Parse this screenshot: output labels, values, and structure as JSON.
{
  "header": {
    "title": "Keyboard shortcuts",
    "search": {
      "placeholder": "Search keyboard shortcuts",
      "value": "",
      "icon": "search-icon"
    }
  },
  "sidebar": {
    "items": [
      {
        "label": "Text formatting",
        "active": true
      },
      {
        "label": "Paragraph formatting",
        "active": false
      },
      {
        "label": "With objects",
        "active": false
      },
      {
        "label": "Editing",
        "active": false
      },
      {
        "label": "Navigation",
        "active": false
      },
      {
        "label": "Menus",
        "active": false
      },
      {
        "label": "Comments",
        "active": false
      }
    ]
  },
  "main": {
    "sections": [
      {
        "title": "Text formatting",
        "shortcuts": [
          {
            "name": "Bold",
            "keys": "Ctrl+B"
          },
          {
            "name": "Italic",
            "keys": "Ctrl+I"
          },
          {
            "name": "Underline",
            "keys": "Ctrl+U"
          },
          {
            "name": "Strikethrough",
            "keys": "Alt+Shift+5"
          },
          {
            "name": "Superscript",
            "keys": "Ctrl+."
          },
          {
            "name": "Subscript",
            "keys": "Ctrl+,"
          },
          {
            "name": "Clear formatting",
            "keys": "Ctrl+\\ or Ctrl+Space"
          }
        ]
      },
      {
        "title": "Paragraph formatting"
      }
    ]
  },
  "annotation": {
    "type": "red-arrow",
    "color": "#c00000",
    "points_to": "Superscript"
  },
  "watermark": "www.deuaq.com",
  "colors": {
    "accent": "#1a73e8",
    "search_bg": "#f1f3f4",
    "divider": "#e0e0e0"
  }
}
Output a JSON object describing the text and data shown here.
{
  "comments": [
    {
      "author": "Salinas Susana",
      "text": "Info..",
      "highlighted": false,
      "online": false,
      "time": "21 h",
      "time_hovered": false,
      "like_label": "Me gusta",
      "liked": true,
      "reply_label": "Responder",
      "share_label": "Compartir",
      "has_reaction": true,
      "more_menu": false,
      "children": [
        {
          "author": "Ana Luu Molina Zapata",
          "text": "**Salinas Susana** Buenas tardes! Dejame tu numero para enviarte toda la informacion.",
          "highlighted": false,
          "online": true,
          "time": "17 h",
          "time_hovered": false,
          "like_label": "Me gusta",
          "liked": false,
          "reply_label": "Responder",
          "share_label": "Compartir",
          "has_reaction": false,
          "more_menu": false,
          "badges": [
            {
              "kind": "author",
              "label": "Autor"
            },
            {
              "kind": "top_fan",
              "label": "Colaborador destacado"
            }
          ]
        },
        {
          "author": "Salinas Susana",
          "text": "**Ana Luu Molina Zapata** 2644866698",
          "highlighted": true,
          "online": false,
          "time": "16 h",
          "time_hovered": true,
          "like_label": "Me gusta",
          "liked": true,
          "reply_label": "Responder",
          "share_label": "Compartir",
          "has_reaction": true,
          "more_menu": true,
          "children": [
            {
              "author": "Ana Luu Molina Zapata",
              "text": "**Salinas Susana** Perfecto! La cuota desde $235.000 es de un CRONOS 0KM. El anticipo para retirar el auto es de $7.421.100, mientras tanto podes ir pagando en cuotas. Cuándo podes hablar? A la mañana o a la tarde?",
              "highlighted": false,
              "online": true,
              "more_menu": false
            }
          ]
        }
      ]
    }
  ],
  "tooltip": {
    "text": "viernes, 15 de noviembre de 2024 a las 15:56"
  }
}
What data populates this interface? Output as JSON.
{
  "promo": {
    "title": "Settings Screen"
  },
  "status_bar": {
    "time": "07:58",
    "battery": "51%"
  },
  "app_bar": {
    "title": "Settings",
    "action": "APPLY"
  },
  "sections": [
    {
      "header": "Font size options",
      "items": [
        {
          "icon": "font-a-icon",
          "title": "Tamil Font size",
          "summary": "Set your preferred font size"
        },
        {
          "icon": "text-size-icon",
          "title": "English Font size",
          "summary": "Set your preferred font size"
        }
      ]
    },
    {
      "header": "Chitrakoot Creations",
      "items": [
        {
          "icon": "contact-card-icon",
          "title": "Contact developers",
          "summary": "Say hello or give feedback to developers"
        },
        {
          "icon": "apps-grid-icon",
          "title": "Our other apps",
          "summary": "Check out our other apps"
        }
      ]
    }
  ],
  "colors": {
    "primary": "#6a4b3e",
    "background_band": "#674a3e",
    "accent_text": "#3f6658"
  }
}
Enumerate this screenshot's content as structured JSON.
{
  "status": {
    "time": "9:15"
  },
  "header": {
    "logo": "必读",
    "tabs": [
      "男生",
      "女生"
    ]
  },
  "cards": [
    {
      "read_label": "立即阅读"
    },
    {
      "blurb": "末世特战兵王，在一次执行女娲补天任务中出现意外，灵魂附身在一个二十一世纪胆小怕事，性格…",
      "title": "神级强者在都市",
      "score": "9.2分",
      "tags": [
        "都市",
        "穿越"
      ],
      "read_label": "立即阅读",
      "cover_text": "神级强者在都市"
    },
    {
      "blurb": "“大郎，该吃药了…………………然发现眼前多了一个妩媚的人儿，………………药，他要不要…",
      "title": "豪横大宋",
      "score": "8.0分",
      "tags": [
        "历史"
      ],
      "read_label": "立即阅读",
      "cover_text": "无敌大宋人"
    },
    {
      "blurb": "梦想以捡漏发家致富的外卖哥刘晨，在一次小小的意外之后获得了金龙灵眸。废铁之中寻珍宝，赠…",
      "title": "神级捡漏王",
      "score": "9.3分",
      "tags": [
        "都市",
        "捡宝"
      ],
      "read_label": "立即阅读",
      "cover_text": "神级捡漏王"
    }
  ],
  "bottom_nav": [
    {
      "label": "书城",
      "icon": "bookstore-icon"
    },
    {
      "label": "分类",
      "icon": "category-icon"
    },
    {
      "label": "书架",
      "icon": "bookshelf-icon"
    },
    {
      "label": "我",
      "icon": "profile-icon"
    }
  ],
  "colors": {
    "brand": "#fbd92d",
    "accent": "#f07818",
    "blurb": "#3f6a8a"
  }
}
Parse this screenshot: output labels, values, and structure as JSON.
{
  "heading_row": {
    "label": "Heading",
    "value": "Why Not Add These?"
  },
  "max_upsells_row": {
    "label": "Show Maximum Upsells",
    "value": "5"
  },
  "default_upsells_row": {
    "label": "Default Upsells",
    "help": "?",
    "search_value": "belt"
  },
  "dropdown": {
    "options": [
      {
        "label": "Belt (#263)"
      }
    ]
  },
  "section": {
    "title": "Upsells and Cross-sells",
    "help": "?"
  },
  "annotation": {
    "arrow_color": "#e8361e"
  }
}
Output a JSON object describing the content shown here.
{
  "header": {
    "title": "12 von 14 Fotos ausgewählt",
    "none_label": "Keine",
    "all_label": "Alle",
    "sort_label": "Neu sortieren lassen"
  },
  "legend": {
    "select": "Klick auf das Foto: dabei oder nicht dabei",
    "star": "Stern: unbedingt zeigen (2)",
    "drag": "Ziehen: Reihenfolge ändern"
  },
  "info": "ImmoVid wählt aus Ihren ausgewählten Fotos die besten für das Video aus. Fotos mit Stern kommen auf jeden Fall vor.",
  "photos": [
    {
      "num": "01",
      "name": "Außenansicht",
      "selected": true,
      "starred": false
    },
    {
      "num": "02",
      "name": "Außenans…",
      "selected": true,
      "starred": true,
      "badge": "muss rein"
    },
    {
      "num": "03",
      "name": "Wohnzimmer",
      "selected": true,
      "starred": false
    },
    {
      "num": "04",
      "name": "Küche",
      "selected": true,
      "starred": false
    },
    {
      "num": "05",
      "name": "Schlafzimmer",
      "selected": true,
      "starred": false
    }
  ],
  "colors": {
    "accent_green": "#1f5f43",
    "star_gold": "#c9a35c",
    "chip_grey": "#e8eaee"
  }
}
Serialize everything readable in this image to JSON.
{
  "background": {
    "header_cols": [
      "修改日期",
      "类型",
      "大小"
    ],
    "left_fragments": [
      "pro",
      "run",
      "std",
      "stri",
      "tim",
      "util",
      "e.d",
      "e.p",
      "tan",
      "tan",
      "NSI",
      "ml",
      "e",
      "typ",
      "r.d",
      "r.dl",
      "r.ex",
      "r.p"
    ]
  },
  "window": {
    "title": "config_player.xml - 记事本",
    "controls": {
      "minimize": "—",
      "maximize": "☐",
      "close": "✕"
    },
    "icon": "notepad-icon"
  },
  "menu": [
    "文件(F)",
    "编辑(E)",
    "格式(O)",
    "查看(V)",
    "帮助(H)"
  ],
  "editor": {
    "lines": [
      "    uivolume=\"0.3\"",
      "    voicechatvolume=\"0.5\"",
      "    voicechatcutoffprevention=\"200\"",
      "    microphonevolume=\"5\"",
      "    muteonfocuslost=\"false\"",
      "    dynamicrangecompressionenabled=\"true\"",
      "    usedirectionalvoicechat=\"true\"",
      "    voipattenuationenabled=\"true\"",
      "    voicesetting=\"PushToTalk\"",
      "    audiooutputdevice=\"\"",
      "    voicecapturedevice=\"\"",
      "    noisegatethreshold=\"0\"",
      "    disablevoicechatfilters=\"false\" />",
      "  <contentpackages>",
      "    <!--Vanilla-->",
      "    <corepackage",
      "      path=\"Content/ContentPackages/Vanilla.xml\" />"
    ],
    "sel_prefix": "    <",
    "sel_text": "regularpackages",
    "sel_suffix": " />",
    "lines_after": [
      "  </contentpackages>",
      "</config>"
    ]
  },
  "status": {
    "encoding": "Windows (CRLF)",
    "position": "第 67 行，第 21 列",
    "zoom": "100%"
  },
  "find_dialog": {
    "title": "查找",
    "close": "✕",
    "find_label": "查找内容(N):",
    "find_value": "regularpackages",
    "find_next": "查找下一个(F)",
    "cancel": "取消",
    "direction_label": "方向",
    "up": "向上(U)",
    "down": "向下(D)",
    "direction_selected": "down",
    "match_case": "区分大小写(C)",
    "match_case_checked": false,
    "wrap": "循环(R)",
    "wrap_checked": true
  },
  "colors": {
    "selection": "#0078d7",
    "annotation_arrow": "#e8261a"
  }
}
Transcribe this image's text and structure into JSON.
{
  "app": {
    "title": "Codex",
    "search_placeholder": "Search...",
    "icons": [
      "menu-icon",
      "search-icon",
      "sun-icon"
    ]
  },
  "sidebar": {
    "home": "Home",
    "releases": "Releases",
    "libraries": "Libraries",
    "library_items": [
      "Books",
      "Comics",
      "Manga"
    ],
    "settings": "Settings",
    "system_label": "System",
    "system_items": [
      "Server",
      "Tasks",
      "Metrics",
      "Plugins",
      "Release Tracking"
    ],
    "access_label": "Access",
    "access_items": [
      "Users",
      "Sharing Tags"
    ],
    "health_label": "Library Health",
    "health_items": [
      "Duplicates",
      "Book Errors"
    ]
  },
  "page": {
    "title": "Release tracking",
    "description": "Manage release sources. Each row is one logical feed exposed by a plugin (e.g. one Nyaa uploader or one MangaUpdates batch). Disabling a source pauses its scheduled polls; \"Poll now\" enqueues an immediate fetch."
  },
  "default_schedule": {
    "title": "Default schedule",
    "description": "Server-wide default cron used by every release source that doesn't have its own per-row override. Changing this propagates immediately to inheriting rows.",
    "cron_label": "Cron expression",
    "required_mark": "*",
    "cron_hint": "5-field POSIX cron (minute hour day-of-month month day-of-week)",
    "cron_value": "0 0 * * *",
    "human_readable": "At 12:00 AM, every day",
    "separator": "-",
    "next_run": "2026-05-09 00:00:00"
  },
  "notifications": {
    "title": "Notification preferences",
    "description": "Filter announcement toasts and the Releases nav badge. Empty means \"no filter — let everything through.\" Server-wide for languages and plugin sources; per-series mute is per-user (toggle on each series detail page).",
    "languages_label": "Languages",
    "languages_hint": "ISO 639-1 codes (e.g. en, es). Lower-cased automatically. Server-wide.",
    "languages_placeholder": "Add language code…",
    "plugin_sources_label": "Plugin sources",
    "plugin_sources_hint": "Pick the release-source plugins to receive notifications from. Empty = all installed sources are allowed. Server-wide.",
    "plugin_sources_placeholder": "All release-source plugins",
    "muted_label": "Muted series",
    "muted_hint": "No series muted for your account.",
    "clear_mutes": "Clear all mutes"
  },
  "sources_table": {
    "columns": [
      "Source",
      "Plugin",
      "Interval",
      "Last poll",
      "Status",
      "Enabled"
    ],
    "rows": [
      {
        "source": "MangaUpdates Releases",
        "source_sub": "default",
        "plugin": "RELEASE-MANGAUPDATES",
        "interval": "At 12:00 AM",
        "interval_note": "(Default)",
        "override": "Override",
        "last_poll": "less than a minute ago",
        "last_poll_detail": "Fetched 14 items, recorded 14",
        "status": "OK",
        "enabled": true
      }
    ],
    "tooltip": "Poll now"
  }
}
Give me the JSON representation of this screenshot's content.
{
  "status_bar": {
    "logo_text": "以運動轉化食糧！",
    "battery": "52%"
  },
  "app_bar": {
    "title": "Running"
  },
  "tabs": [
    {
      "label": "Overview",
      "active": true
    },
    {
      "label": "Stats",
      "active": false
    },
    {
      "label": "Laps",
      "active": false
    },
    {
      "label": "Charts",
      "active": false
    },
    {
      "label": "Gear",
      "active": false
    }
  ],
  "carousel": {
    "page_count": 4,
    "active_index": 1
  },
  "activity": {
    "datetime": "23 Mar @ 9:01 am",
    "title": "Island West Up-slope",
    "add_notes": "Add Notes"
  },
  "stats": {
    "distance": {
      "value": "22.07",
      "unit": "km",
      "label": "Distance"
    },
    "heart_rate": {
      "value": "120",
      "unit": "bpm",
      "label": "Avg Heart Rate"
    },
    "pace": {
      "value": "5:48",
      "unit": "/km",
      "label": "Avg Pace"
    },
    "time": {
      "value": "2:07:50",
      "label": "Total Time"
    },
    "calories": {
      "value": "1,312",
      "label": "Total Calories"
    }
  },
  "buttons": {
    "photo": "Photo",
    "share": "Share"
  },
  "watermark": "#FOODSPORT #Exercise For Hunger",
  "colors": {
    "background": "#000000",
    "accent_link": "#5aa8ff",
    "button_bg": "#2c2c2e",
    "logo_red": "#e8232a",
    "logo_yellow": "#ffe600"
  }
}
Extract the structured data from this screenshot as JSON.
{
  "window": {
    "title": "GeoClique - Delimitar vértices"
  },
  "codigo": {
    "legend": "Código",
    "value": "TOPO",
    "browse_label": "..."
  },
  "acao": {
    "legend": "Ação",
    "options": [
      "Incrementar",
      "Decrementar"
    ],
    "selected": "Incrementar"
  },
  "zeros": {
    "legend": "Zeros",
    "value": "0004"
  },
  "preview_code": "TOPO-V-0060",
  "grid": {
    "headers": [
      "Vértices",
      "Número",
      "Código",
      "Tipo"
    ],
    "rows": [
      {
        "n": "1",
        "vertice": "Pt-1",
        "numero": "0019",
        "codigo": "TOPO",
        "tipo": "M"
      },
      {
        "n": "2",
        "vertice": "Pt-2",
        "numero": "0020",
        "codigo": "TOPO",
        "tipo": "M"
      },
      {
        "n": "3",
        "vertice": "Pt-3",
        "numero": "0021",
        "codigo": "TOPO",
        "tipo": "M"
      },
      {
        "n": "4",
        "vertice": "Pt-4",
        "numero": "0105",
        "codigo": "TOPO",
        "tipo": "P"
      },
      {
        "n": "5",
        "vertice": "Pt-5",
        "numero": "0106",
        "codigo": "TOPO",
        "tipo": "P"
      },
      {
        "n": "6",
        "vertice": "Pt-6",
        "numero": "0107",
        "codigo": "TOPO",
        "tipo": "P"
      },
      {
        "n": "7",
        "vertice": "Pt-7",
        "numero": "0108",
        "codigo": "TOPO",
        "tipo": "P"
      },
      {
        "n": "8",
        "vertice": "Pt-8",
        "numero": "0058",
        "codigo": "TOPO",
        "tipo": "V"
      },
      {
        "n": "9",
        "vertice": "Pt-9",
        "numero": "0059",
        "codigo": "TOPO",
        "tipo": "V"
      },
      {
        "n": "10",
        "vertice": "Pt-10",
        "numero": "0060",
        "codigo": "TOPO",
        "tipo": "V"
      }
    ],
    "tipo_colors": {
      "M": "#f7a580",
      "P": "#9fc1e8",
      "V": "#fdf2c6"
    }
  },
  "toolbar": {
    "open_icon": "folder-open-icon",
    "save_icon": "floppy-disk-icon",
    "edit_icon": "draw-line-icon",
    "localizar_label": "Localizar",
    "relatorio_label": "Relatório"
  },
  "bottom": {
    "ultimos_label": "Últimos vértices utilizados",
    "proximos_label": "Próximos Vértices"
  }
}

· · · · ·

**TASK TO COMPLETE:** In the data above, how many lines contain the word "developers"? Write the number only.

**FINISHED TASK:** 2